And so, he took her by the hand and slowly helped her up the snowy hill as he brushed aside his own tears with the back of his old and withered hand.
The journey up the hill was hard for their old bodies in the steep snow. As they stepped over the little knoll at the crest of the hill, they paused to rest, looking up to the top of the hill the old couple gasped and fell to their knees in amazement at the incredible beauty before them.
Seemingly, every glorious, brilliant star in the heavens was caught up in the glittering, snow-frosted branches of their beloved pine, and it was aglow with heavenly candles. And poised on its topmost bough, a crystal crescent moon glistened like spun glass. Never had a mere mortal created a Christmas tree such as this. They were breathless as the old man held his wife tighter in his arms.

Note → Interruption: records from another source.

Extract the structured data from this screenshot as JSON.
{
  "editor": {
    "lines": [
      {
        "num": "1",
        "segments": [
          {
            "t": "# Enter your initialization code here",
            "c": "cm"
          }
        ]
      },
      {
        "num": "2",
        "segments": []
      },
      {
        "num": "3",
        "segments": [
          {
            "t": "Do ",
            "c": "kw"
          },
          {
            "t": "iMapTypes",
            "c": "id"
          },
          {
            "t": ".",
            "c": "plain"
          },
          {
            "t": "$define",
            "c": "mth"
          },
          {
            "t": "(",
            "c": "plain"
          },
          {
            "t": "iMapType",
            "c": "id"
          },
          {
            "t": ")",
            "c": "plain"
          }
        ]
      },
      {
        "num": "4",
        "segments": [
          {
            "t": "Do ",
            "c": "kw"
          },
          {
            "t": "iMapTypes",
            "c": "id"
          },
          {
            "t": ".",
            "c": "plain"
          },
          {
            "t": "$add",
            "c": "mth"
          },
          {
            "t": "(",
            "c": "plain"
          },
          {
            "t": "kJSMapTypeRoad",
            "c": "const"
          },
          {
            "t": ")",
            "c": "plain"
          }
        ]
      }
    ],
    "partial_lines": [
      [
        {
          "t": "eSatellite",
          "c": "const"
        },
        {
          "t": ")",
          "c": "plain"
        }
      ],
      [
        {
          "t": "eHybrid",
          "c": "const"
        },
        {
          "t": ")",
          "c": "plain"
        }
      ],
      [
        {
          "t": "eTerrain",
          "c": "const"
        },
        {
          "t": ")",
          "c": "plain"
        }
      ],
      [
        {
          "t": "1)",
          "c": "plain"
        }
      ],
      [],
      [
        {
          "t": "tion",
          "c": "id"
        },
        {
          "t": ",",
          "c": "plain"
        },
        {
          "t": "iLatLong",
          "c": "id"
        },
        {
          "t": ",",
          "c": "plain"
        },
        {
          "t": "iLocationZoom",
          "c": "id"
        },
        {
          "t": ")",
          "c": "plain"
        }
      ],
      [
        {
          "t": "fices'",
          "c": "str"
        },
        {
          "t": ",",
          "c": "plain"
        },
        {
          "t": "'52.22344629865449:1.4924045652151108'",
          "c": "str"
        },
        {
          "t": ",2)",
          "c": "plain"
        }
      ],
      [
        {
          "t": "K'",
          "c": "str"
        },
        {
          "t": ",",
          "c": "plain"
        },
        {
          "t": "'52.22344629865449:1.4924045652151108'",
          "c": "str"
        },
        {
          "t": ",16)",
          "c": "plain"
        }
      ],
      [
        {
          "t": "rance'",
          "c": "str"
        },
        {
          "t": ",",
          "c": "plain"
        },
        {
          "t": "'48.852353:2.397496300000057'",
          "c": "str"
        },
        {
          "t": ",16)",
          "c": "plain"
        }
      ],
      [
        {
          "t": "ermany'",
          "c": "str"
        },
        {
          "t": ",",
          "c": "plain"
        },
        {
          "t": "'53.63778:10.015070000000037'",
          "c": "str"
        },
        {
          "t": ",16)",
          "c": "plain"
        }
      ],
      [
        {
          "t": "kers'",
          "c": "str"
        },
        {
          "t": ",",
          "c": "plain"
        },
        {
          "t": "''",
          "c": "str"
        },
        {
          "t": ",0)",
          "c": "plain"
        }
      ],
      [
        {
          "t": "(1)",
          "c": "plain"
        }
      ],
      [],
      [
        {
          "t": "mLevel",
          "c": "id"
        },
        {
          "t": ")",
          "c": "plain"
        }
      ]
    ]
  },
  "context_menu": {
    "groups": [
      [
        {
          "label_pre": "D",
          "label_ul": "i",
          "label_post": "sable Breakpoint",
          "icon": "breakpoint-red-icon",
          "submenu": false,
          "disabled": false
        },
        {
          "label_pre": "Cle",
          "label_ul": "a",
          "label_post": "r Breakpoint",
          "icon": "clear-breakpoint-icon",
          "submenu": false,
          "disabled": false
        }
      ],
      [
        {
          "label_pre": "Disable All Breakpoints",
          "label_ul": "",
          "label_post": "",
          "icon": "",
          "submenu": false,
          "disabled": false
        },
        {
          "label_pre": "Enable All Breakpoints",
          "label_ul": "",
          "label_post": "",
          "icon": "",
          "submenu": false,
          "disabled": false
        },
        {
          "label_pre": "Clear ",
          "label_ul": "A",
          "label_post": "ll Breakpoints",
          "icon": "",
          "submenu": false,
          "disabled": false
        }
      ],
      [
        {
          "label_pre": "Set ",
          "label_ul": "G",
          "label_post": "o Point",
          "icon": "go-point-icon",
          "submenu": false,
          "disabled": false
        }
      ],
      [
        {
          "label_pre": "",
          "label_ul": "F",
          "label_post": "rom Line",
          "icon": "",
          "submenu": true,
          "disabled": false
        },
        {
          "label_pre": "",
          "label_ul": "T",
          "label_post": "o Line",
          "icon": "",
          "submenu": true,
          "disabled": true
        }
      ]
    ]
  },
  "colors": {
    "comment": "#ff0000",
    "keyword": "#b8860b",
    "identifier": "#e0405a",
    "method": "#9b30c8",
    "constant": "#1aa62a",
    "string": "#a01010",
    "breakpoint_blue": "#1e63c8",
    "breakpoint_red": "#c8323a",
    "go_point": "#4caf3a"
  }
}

Suddenly, the old man gave a cry of wonder and incredible joy. Amazed and mystified, he took his wife by the hand and pulled her forward. There, beneath the tree, in resplendent glory, a mist hovering over and glowing in the darkness was their Christmas gift. Shadows glistening in the night light.
Bedded down about the “Old One”, close to the trunk of the tree, was the entire herd–safe and sound!
At the first hint of smoke, she had pushed the door ajar with her muzzle and had led the horses through it. Slowly and with great dignity, never looking back, she had led them up the hill, stepping cautiously through the snow. The foals were frightened and dashed about. The skittish yearlings looked back at the crackling, hungry flames, and tucked their tails under them as they licked their lips and hopped like rabbits. The mares that were in foal with a new year’s crop of babies, pressed uneasily against the “Old One” as she moved calmly up the hill and to safety beneath the pine. And now she lay among them and gazed at the faces of the old man and his wife.
Those she loved, she had not disappointed. Her body was brittle with years, tired from the climb, but the golden eyes were filled with devotion as she offered her gift:
Because of love. Only because of love.
Tears flowed as the old couple shouted their praise and joy. And again the peace of love filled their hearts.
(I think the above story resonates with those of us who live in the country and love our animals…be they horses, sheep, goats, cattle or even the chickens! We talk to our critters and care for them in a way that many ‘away’ from the country lifestyle just do not understand.)
by Paula Vogelgesang | Paula Vogelgesang is the author of the monthly column "Pennywise", and is a monthly contributor to the Farm And Livestock Directory. Email her at penn[email protected]. Please be sure to mention the "Farm And Livestock Directory" when you respond.